It’s early in the season to say that a team is showing cracks under the pressure to score goals, but Nashville has allowed 15 goals in their last three games (they’ve scored two). Eight of them have come in the first period (four each against Edmonton and Dallas).
It is not as if either goalie has shined above the other for the Predators. Dan Ellis has both wins (2-1-0), but has a 3.15 goals against average and a .885 save percentage. Pekka Rinne has the other three losses for Nashville and a 3.46 GAA and .894 save percentage to go along with them.
It doesn’t get better for the Predators moving out from their net in this respect -- six-year vet Dan Hamhuis, who is third on the blue line in ice time, will not play tonight after suffering an injury in the Chicago game on Thursday. Cody Franson has been recalled from Milwaukee in the AHL to take Hamhuis’ place on the roster. If Franson plays, it will be his NHL debut.
The early sheet paints a dim picture among the individual Predators as far as offensive production goes. Only three forwards have more than one point so far (Jason Arnott: 3-2-5; Patric Hornqvist: 2-3-5; and Steve Sullivan: 1-1-2). Only eight Predators have points at all among 22 skaters who have dressed. Only four have goals (Arnott, Hornqvist, Sullivan, and Martin Erat).
This is a team with talent, though, and taking it lightly can – and will – bite a team in the backside. Arnott has ten consecutive 20-plus goal scoring seasons, including 33 last year. Ryan Suter is a talented defenseman who 29 other teams would love to pry away from Nashville. Shea Weber, ditto, and then some. Steve Sullivan missed 58 games of the 2003-2004 season, but since then has had a 30-plus goal season and at least 60 points in two of the last three years (he missed 41 games in 2008-2009, yet still had 32 points). Martin Erat has been a 50-point player in the last three seasons.
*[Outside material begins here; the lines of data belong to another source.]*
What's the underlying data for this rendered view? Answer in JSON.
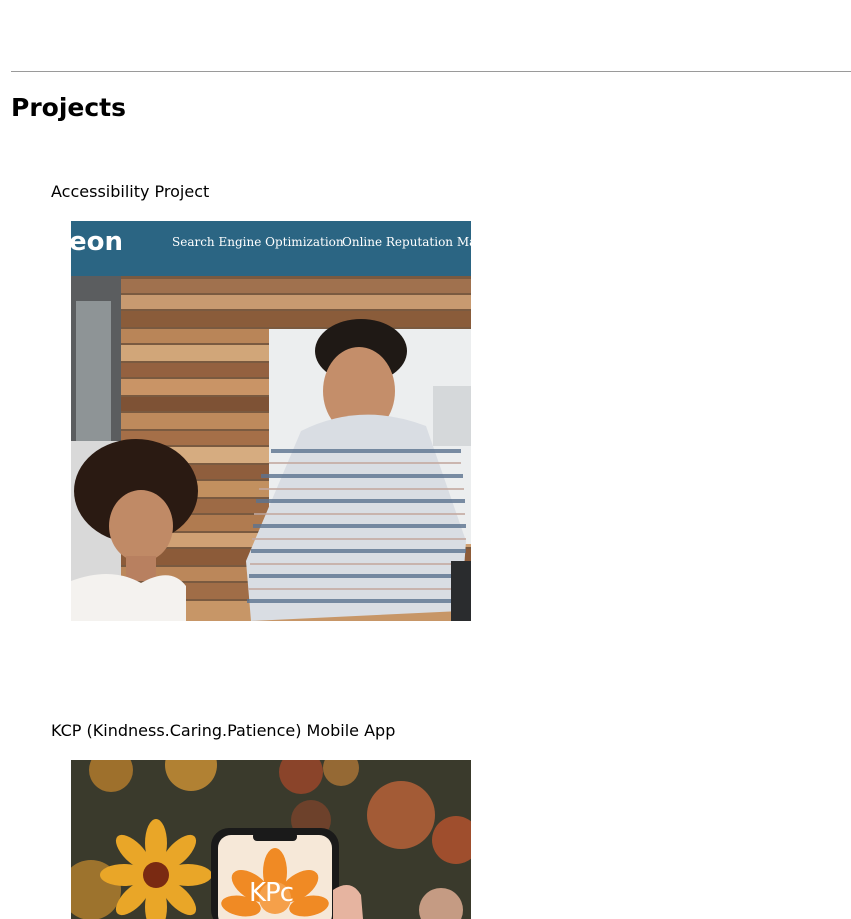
{
  "section": {
    "title": "Projects"
  },
  "projects": [
    {
      "title": "Accessibility Project",
      "thumbnail": {
        "brand_text": "eon",
        "nav_items": [
          "Search Engine Optimization",
          "Online Reputation Mana"
        ],
        "header_color": "#2b6583"
      }
    },
    {
      "title": "KCP (Kindness.Caring.Patience) Mobile App",
      "thumbnail": {
        "logo_text": "KPc",
        "accent_color": "#f08a24"
      }
    }
  ]
}
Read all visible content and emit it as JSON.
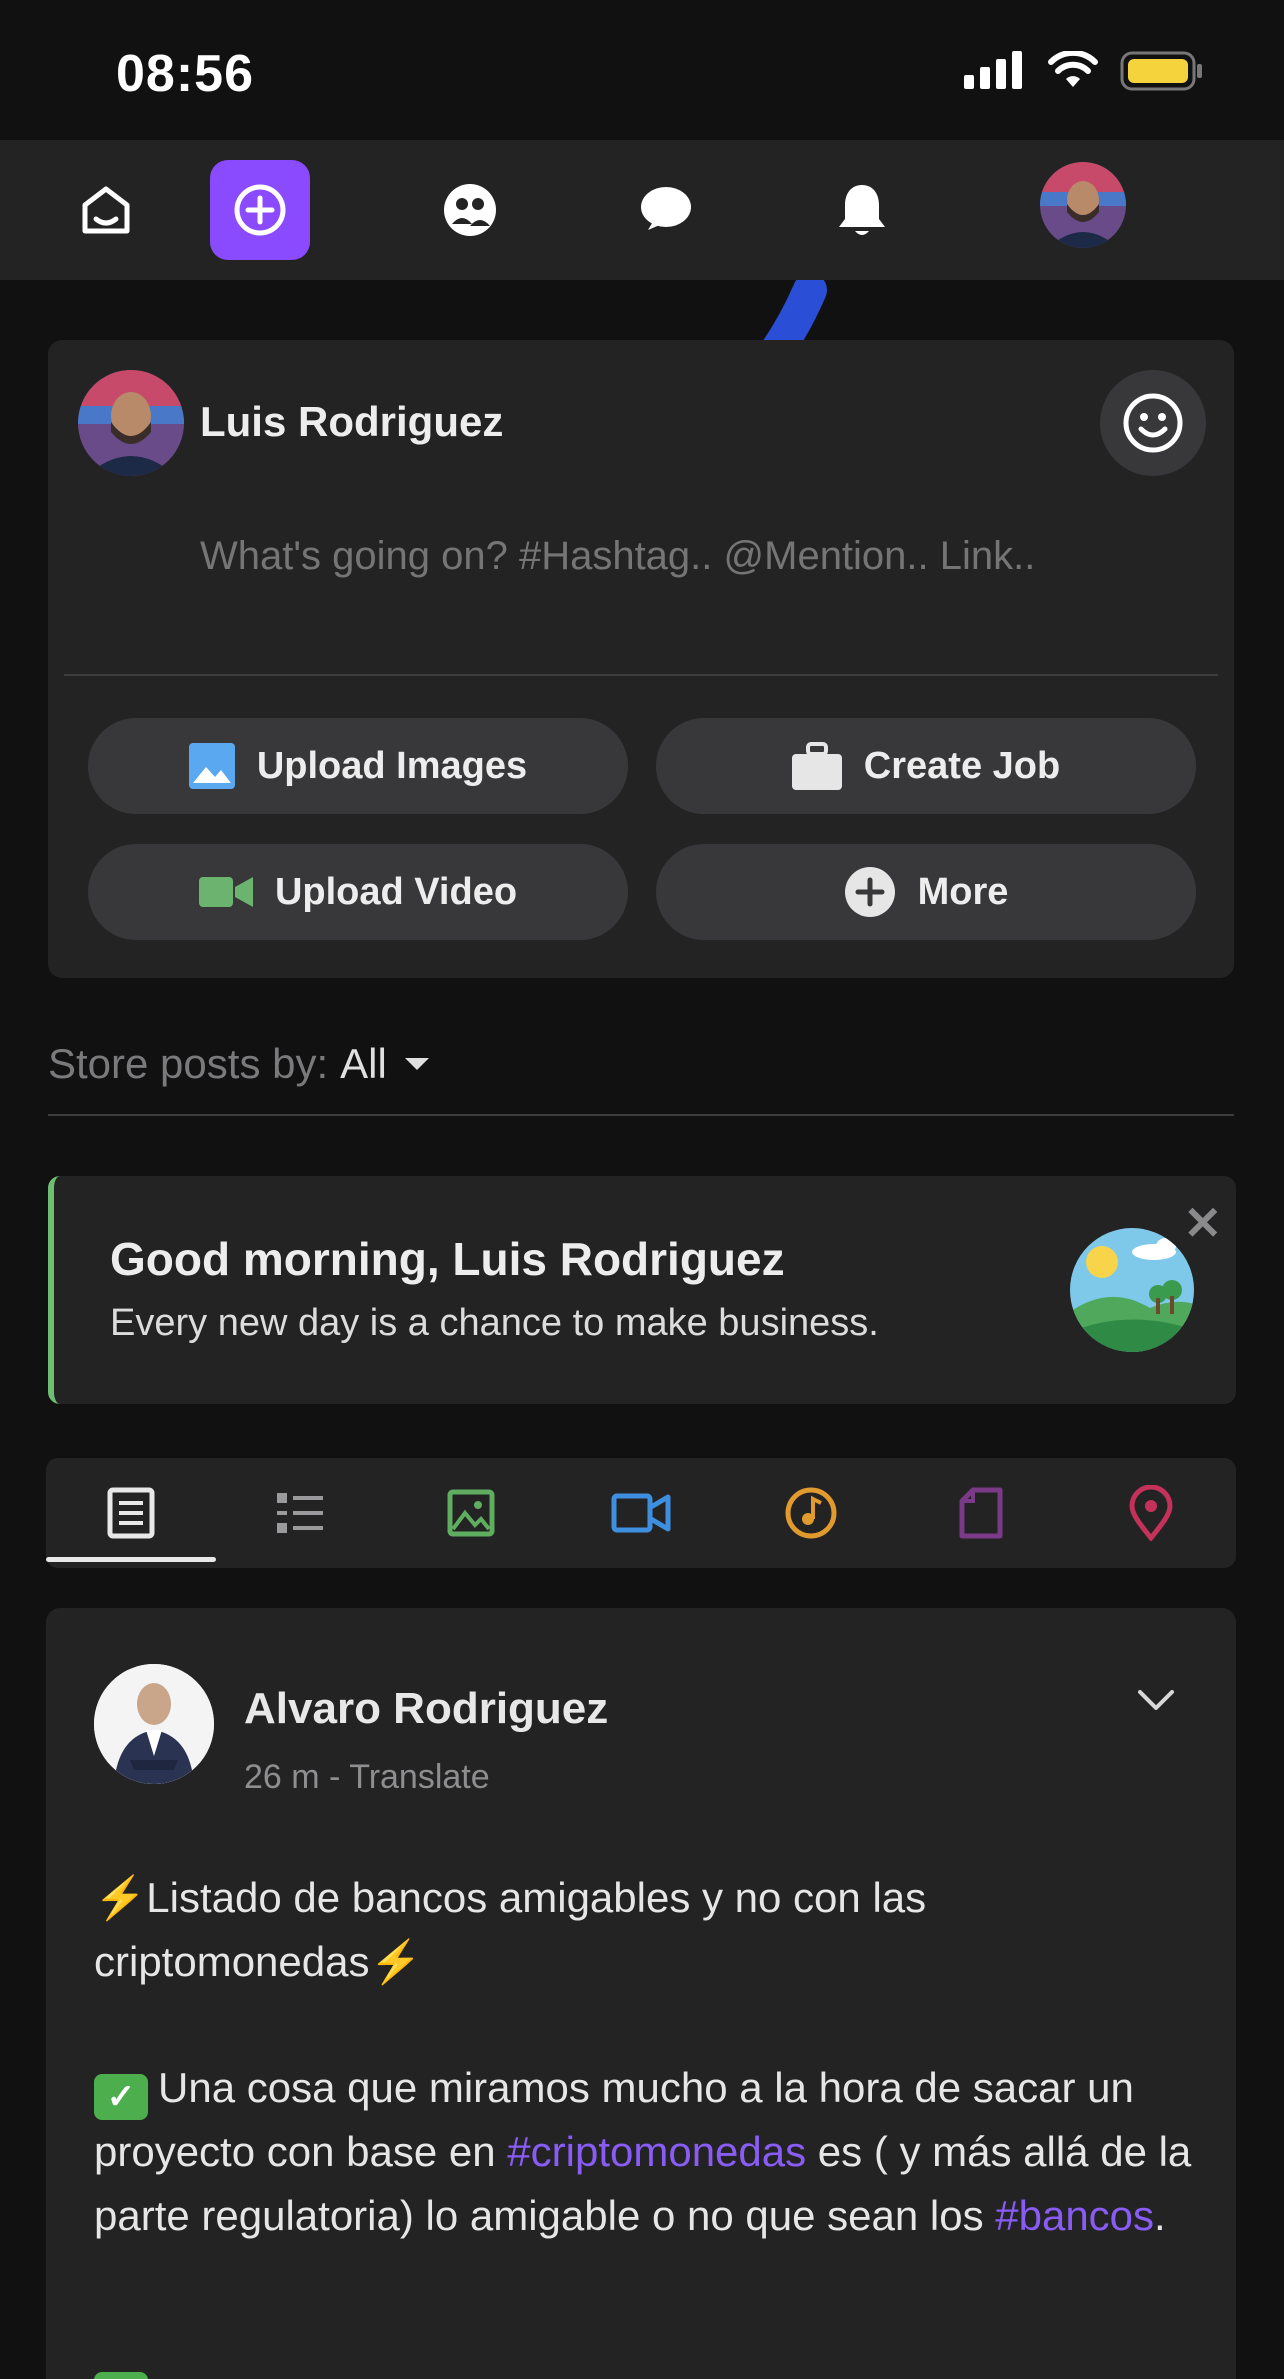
{
  "status_bar": {
    "time": "08:56"
  },
  "nav": {
    "items": [
      "home-icon",
      "create-post-icon",
      "groups-icon",
      "messages-icon",
      "notifications-icon",
      "profile-avatar"
    ],
    "accent": "#8a4bff"
  },
  "composer": {
    "user_name": "Luis Rodriguez",
    "placeholder": "What's going on? #Hashtag.. @Mention.. Link..",
    "buttons": {
      "upload_images": "Upload Images",
      "create_job": "Create Job",
      "upload_video": "Upload Video",
      "more": "More"
    }
  },
  "sort": {
    "label": "Store posts by:",
    "value": "All"
  },
  "greeting": {
    "title": "Good morning, Luis Rodriguez",
    "subtitle": "Every new day is a chance to make business.",
    "accent": "#6fbf73"
  },
  "filters": {
    "tabs": [
      "all-posts-icon",
      "list-icon",
      "photos-icon",
      "videos-icon",
      "music-icon",
      "files-icon",
      "location-icon"
    ],
    "active_index": 0
  },
  "post": {
    "author": "Alvaro Rodriguez",
    "meta": "26 m - Translate",
    "line1_text": "Listado de bancos amigables y no con las criptomonedas",
    "p2_before": "Una cosa que miramos mucho a la hora de sacar un proyecto con base en ",
    "hashtag1": "#criptomonedas",
    "p2_middle": " es ( y más allá de la parte regulatoria) lo amigable o no que sean los ",
    "hashtag2": "#bancos",
    "p2_after": ".",
    "hashtag_color": "#8a5cf6"
  }
}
J.P. Dumont has had at least 65 points in the last three seasons.
There is talent here that the Caps would be advised not to allow to wake up from their early autumn slumber.
And that brings us to the goaltenders for the home team. The soft underbelly of the Caps is exposed here, which is not generally what you’d want to expose to a club that has a buck-toothed sabre-tooth tiger as a logo. Semyon Varlamov and Braden Holtby are goaltenders of considerable promise. Varlamov has yet to lose a regular season game in regulation in the NHL; Holtby has allowed a total of three goals in his first three games as a professional, at Hershey. That doesn’t make either a solid, battle tested goalie at this level. Leaving aside the issues that follow veteran Jose Theodore, it is the problem the Caps have in terms of mismatched development arcs that could haunt them this season. The forwards for the Caps are as good as any team in the league with NHL aspirations. The defense, while lacking a true number one stopper, is probably good enough for a deep playoff run, if not a Stanley Cup championship. The goalies? Well, Varlamov and Holtby will come into this game with a total of 52 games as professionals – NHL and AHL – and Varlamov has 49 of those (including 13 playoff games). Combined, the two have nine games of NHL regular season experience, all by Varlamov.
But the issue at hand is tonight, and it won’t take a rocket scientist to figure out what to look for. If the Caps can keep the Predators off the score sheet early – the Preds have scored one first period goal, the Caps have allowed only two – this could be an early evening. If the Predators get a spark in the first, it could be a bad sign.
Even though on paper, this is the game Varlamov was almost certainly going to get to start in anyway, it is something of a dangerous game for him and the Caps. But the Caps showed on Thursday that they are capable of the simple meat-and-potatoes kind of effort that can strangle the life out of a team. And, they have the skill to get their opponents running around and drawing penalties (five minors in the first period by the Sharks on Thursday). That sounds like a plan, right Dutch?
“You fall behind, and you're on your own.”
Won’t happen, Dutch… won’t happen.
Caps 5 – Predators 1